» WHAT IS NEEDED
Below are some records. Print all of them exactly as they appear.

» GIVEN INFORMATION
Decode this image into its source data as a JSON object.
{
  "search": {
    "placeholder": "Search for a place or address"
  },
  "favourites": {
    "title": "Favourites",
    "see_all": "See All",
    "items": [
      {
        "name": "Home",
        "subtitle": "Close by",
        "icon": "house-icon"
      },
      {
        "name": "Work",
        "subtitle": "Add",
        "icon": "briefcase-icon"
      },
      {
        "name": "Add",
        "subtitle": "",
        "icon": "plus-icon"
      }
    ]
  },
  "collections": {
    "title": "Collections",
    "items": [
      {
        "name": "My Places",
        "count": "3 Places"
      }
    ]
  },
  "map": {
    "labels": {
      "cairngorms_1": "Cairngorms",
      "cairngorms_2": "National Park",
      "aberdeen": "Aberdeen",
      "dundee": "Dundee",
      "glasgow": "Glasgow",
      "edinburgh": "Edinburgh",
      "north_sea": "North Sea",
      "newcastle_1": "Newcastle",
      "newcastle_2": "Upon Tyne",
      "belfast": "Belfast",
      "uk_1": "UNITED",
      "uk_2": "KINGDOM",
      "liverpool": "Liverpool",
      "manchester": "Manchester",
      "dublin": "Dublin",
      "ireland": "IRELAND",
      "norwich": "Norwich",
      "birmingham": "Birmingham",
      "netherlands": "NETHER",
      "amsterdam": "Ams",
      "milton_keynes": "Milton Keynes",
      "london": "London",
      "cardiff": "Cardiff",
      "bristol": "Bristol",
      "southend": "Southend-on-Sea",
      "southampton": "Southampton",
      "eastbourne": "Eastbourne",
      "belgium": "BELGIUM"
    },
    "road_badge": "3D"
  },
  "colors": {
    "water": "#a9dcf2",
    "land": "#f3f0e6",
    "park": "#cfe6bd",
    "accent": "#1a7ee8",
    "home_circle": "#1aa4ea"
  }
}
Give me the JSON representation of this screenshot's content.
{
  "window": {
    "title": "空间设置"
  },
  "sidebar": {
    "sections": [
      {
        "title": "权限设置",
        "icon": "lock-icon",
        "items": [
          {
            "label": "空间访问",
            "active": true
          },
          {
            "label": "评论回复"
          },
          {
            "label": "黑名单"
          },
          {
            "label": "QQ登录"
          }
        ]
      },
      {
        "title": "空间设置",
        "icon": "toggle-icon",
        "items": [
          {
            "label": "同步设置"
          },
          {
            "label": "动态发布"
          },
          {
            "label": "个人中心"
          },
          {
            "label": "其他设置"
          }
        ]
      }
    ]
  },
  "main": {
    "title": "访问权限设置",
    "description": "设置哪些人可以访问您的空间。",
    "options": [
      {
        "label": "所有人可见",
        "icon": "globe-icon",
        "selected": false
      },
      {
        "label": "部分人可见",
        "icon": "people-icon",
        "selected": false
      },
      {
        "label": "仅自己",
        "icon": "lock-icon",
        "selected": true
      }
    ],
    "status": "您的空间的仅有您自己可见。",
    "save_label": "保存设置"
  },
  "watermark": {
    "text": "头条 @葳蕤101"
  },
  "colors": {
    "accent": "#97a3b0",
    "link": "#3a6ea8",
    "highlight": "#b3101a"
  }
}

» OUTPUT FOR THIS EXERCISE
Decode this image into its source data as a JSON object.
{
  "search": {
    "placeholder": "Search for a place or address"
  },
  "favourites": {
    "title": "Favourites",
    "see_all": "See All",
    "items": [
      {
        "name": "Home",
        "subtitle": "Close by",
        "icon": "house-icon"
      },
      {
        "name": "Work",
        "subtitle": "Add",
        "icon": "briefcase-icon"
      },
      {
        "name": "Add",
        "subtitle": "",
        "icon": "plus-icon"
      }
    ]
  },
  "collections": {
    "title": "Collections",
    "items": [
      {
        "name": "My Places",
        "count": "3 Places"
      }
    ]
  },
  "map": {
    "labels": {
      "cairngorms_1": "Cairngorms",
      "cairngorms_2": "National Park",
      "aberdeen": "Aberdeen",
      "dundee": "Dundee",
      "glasgow": "Glasgow",
      "edinburgh": "Edinburgh",
      "north_sea": "North Sea",
      "newcastle_1": "Newcastle",
      "newcastle_2": "Upon Tyne",
      "belfast": "Belfast",
      "uk_1": "UNITED",
      "uk_2": "KINGDOM",
      "liverpool": "Liverpool",
      "manchester": "Manchester",
      "dublin": "Dublin",
      "ireland": "IRELAND",
      "norwich": "Norwich",
      "birmingham": "Birmingham",
      "netherlands": "NETHER",
      "amsterdam": "Ams",
      "milton_keynes": "Milton Keynes",
      "london": "London",
      "cardiff": "Cardiff",
      "bristol": "Bristol",
      "southend": "Southend-on-Sea",
      "southampton": "Southampton",
      "eastbourne": "Eastbourne",
      "belgium": "BELGIUM"
    },
    "road_badge": "3D"
  },
  "colors": {
    "water": "#a9dcf2",
    "land": "#f3f0e6",
    "park": "#cfe6bd",
    "accent": "#1a7ee8",
    "home_circle": "#1aa4ea"
  }
}
Give me the JSON representation of this screenshot's content.
{
  "window": {
    "title": "空间设置"
  },
  "sidebar": {
    "sections": [
      {
        "title": "权限设置",
        "icon": "lock-icon",
        "items": [
          {
            "label": "空间访问",
            "active": true
          },
          {
            "label": "评论回复"
          },
          {
            "label": "黑名单"
          },
          {
            "label": "QQ登录"
          }
        ]
      },
      {
        "title": "空间设置",
        "icon": "toggle-icon",
        "items": [
          {
            "label": "同步设置"
          },
          {
            "label": "动态发布"
          },
          {
            "label": "个人中心"
          },
          {
            "label": "其他设置"
          }
        ]
      }
    ]
  },
  "main": {
    "title": "访问权限设置",
    "description": "设置哪些人可以访问您的空间。",
    "options": [
      {
        "label": "所有人可见",
        "icon": "globe-icon",
        "selected": false
      },
      {
        "label": "部分人可见",
        "icon": "people-icon",
        "selected": false
      },
      {
        "label": "仅自己",
        "icon": "lock-icon",
        "selected": true
      }
    ],
    "status": "您的空间的仅有您自己可见。",
    "save_label": "保存设置"
  },
  "watermark": {
    "text": "头条 @葳蕤101"
  },
  "colors": {
    "accent": "#97a3b0",
    "link": "#3a6ea8",
    "highlight": "#b3101a"
  }
}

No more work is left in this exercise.